Additionally, the fact that carbohydrates can be eaten anytime of the year leads to NPY stimulation that drive cravings. Cravings that should not normally exist under conditions of winter. The carbohydrates keep our circadian clocks entrained to light when it is not present in the amounts required to keep us well via the leptin melanocortin pathway. This is another reason seasonal affective disorder exists, and why humans tend to eat more food in the winter as comfort. When we lack energy from our environment, we must make up the difference. The difference lies in the energy stored in fat mass of mammals who fattened on carbohydrates in the fall.
Why do carbs fatten mammals in the fall? Because the energy from the sun is dramatically lower, and we cannot harvest enough light to liberate the energy from the carbs we eat, and the energy has to be stored for later use. Mother Nature built this fattening mechanism into mammals, and it was designed to be a temporary occurrence, because once the snow hits and all the fruits have fallen, we are forced to fast, and adapt to both cold and famine. As mentioned in previous blogs, this is the switch we need to now tap into the energy stored in our fat mass. The temperature gradient (i.e. cold on our skin) drives the flow of energy from within us to the outside, and our fat mass dissipates as heat. The leptin melanocortin pathway is the biochemical pathway that explains how the physics works within our body.

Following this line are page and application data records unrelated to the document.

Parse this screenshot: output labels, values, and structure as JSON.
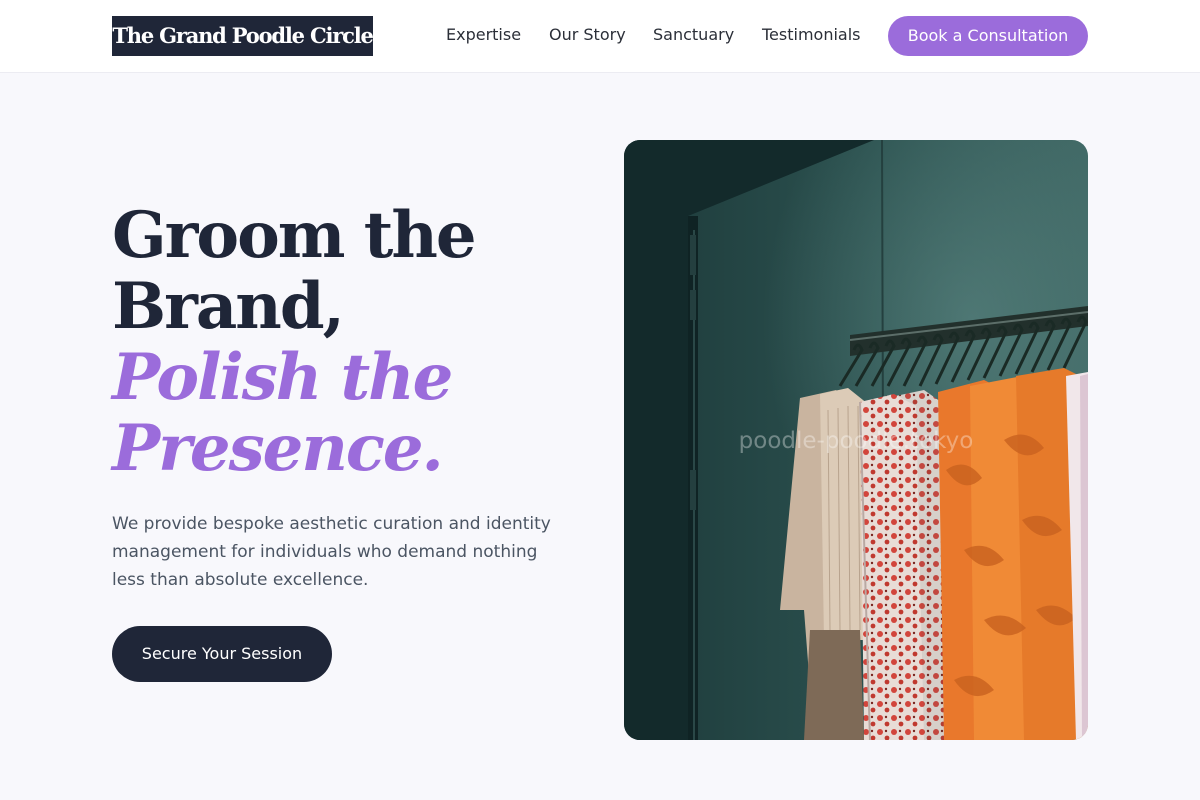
{
  "header": {
    "logo": "The Grand Poodle Circle",
    "nav": [
      "Expertise",
      "Our Story",
      "Sanctuary",
      "Testimonials"
    ],
    "cta": "Book a Consultation"
  },
  "hero": {
    "headline_lines": [
      "Groom the",
      "Brand,"
    ],
    "headline_accent_lines": [
      "Polish the",
      "Presence."
    ],
    "subtext": "We provide bespoke aesthetic curation and identity management for individuals who demand nothing less than absolute excellence.",
    "cta": "Secure Your Session",
    "image_watermark": "poodle-poodle.tokyo"
  },
  "colors": {
    "accent": "#9b6cdb",
    "navy": "#1f2638",
    "background": "#f8f8fc"
  }
}
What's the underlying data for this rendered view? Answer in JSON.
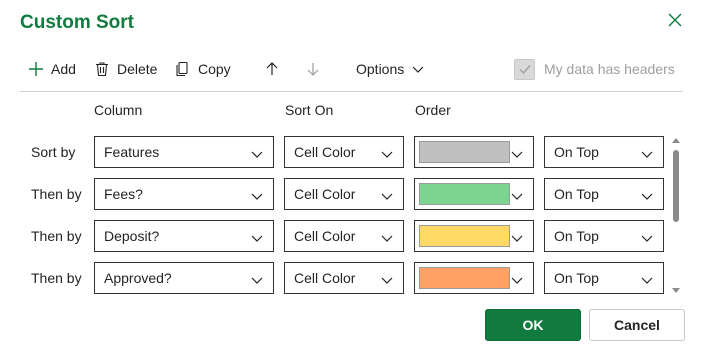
{
  "dialog": {
    "title": "Custom Sort",
    "close_icon": "close-icon"
  },
  "toolbar": {
    "add_label": "Add",
    "delete_label": "Delete",
    "copy_label": "Copy",
    "options_label": "Options",
    "move_up_icon": "arrow-up-icon",
    "move_down_icon": "arrow-down-icon"
  },
  "headers_checkbox": {
    "label": "My data has headers",
    "checked": true,
    "disabled": true
  },
  "columns": {
    "column": "Column",
    "sort_on": "Sort On",
    "order": "Order"
  },
  "rows": [
    {
      "label": "Sort by",
      "column": "Features",
      "sort_on": "Cell Color",
      "color": "#c0c0c0",
      "position": "On Top"
    },
    {
      "label": "Then by",
      "column": "Fees?",
      "sort_on": "Cell Color",
      "color": "#7bd490",
      "position": "On Top"
    },
    {
      "label": "Then by",
      "column": "Deposit?",
      "sort_on": "Cell Color",
      "color": "#ffd966",
      "position": "On Top"
    },
    {
      "label": "Then by",
      "column": "Approved?",
      "sort_on": "Cell Color",
      "color": "#ffa264",
      "position": "On Top"
    }
  ],
  "buttons": {
    "ok": "OK",
    "cancel": "Cancel"
  },
  "colors": {
    "accent": "#117a3f",
    "title": "#0f7b3f"
  }
}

Now ask yourself why so many struggle with obesity, or other illnesses related to energy and metabolism? It is because modern life lives indoors, with controlled thermostats, and fake lights to keep this biochemical pathway buried in our brains. This type of environment mimics fall fattening YEARROUND. So we continue to store fat, and we lack the sun’s power to liberate that energy to run the biochemistry in us for wellness, and nobody enjoys conquering the cold, so we cannot use that simple physics concept to release heat from deep within our tissues to tap into this useable energy.
What is the take home? Spend more time outdoors ALWAYS. Keep the lights off always, and appreciate the NATURAL light from our sun. Work within the scheduled hours of the sun, NOT man’s ideals of how we should work. Follow Mother Nature’s rules and eat seasonal: what’s cooking in Mother Nature’s kitchen is always safe, fad diets recommended by man cannot be trusted on the otherhand because they do not consider how photosynthesis forms ALL the foodwebs on our earth. This process is controlled by the power of sunlight, in case you didn’t know that.
Seasons are transitions of the solar and geothermal cycles. They occur every year, and Mother Nature allows us to adapt to these subtle changes, but we must experience them. As the temperature slowly drops and we allow our brain to perceive these changes, all the hardwiring begins to take place to be able to adapt and cope to these changes. All it takes is getting outside, and getting out of nature’s way. The adaptations are buried in our genes. Conquering nature and embracing its wonders is the only way to activate them.